Believe it or not, but Denzel Washington has never seen the original “The Magnificent Seven.” That Western, from 1960, is one of the classics of the genre. It’s so popular, in fact, that it’s been remade as the new “The Magnificent Seven,” starring Denzel Washington as the leader of a group of gunslingers hired to save a town from an evil land baron (Peter Sarsgaard). The two-time Oscar winner, 61, didn’t want the original to influence his performance, so he decided not to go back — and still hasn’t to this day.
“The Magnificent Seven” isn’t merely a story about heroes. These men, including the one you play, live on the edge.
It’s a story about good and evil, but my character is not completely good.
It’s the rare Western to show a black character as an officer of the law.
He’s a black man on the border that holds a position of authority. Yes, he's a loner, not afraid of anything and he is a master with his gun. However, he is not a bully. He is a very sociable guy, an honorable and brave man, you know — just the opposite of me. [Laughs] He is complex and does not usually deal with people.

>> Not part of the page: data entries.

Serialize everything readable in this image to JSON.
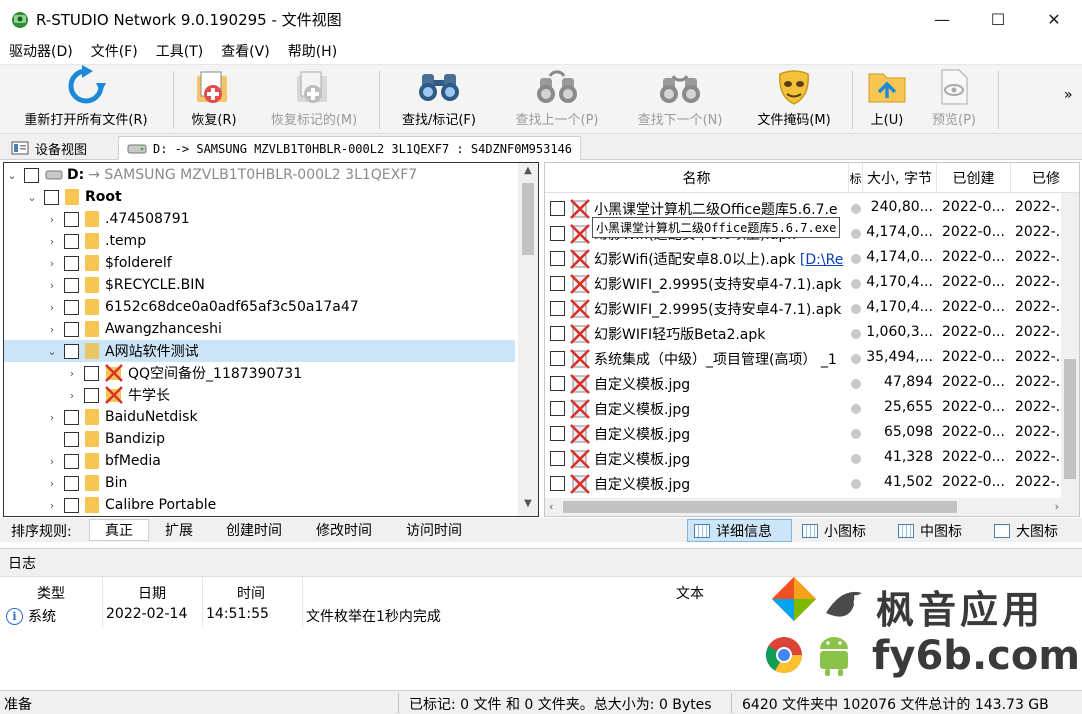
{
  "window": {
    "title": "R-STUDIO Network 9.0.190295 - 文件视图",
    "minimize": "—",
    "maximize": "☐",
    "close": "✕"
  },
  "menu": [
    "驱动器(D)",
    "文件(F)",
    "工具(T)",
    "查看(V)",
    "帮助(H)"
  ],
  "toolbar": {
    "reopen": "重新打开所有文件(R)",
    "recover": "恢复(R)",
    "recover_marked": "恢复标记的(M)",
    "find_mark": "查找/标记(F)",
    "find_prev": "查找上一个(P)",
    "find_next": "查找下一个(N)",
    "file_mask": "文件掩码(M)",
    "up": "上(U)",
    "preview": "预览(P)",
    "overflow": "»"
  },
  "tabs": {
    "device_view": "设备视图",
    "drive_tab": "D: -> SAMSUNG MZVLB1T0HBLR-000L2 3L1QEXF7 : S4DZNF0M953146"
  },
  "tree": {
    "drive": "D:",
    "drive_desc": "→ SAMSUNG MZVLB1T0HBLR-000L2 3L1QEXF7",
    "root": "Root",
    "items": [
      ".474508791",
      ".temp",
      "$folderelf",
      "$RECYCLE.BIN",
      "6152c68dce0a0adf65af3c50a17a47",
      "Awangzhanceshi",
      "A网站软件测试",
      "QQ空间备份_1187390731",
      "牛学长",
      "BaiduNetdisk",
      "Bandizip",
      "bfMedia",
      "Bin",
      "Calibre Portable"
    ]
  },
  "filelist": {
    "headers": {
      "name": "名称",
      "flag": "标",
      "size": "大小, 字节",
      "created": "已创建",
      "modified": "已修"
    },
    "tooltip": "小黑课堂计算机二级Office题库5.6.7.exe",
    "rows": [
      {
        "name": "小黑课堂计算机二级Office题库5.6.7.e",
        "size": "240,80...",
        "created": "2022-0...",
        "modified": "2022-..."
      },
      {
        "name": "幻影Wifi(适配安卓8.0以上).apk",
        "size": "4,174,0...",
        "created": "2022-0...",
        "modified": "2022-..."
      },
      {
        "name": "幻影Wifi(适配安卓8.0以上).apk",
        "link": "[D:\\Re",
        "size": "4,174,0...",
        "created": "2022-0...",
        "modified": "2022-..."
      },
      {
        "name": "幻影WIFI_2.9995(支持安卓4-7.1).apk",
        "size": "4,170,4...",
        "created": "2022-0...",
        "modified": "2022-..."
      },
      {
        "name": "幻影WIFI_2.9995(支持安卓4-7.1).apk",
        "size": "4,170,4...",
        "created": "2022-0...",
        "modified": "2022-..."
      },
      {
        "name": "幻影WIFI轻巧版Beta2.apk",
        "size": "1,060,3...",
        "created": "2022-0...",
        "modified": "2022-..."
      },
      {
        "name": "系统集成（中级）_项目管理(高项） _1",
        "size": "35,494,...",
        "created": "2022-0...",
        "modified": "2022-..."
      },
      {
        "name": "自定义模板.jpg",
        "size": "47,894",
        "created": "2022-0...",
        "modified": "2022-..."
      },
      {
        "name": "自定义模板.jpg",
        "size": "25,655",
        "created": "2022-0...",
        "modified": "2022-..."
      },
      {
        "name": "自定义模板.jpg",
        "size": "65,098",
        "created": "2022-0...",
        "modified": "2022-..."
      },
      {
        "name": "自定义模板.jpg",
        "size": "41,328",
        "created": "2022-0...",
        "modified": "2022-..."
      },
      {
        "name": "自定义模板.jpg",
        "size": "41,502",
        "created": "2022-0...",
        "modified": "2022-..."
      }
    ]
  },
  "sortbar": {
    "label": "排序规则:",
    "options": [
      "真正",
      "扩展",
      "创建时间",
      "修改时间",
      "访问时间"
    ],
    "views": [
      "详细信息",
      "小图标",
      "中图标",
      "大图标"
    ]
  },
  "log": {
    "title": "日志",
    "headers": {
      "type": "类型",
      "date": "日期",
      "time": "时间",
      "text": "文本"
    },
    "row": {
      "type": "系统",
      "date": "2022-02-14",
      "time": "14:51:55",
      "text": "文件枚举在1秒内完成"
    }
  },
  "watermark": {
    "line1": "枫音应用",
    "line2": "fy6b.com"
  },
  "status": {
    "ready": "准备",
    "marked": "已标记:  0 文件 和 0 文件夹。总大小为: 0 Bytes",
    "totals": "6420 文件夹中 102076 文件总计的 143.73 GB"
  },
  "colors": {
    "folder": "#f7c652",
    "selection": "#cce4f7",
    "active_view": "#cde6f7",
    "link": "#0b3fbf",
    "deleted_mark": "#d9302c"
  }
}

Did you find some similarities with the character, though?
In some ways I’m similar to this character. I'm quite strange, and maybe that was right for this role, you know. I’m not one to socialize much with my colleagues and that's part of my nature. But there is a lot of talent on screen, that's for sure. I joked around with Chris [Pratt, one of his costars] and called him "Jurassic Boy." I consider him to be a very nice guy. He is a spiritual young man, a great guy. I call him "boy" because for me he’s a child, but he is really a mature man and a good guy. I like him a lot and everything he has at hand right now, with his superstardom but it doesn’t seem to affect him too much.
How fun was it to do a Western?
It was very enjoyable. We were always on our horses, all together as comrades who talk, joke — you know, guys who spin their guns. I hadn’t had the opportunity before, and I do not know if I'll have it again to make a Western. Perhaps it shouldn’t even be called a Western; it’s a story that happens on the border, on the edge of the young United States.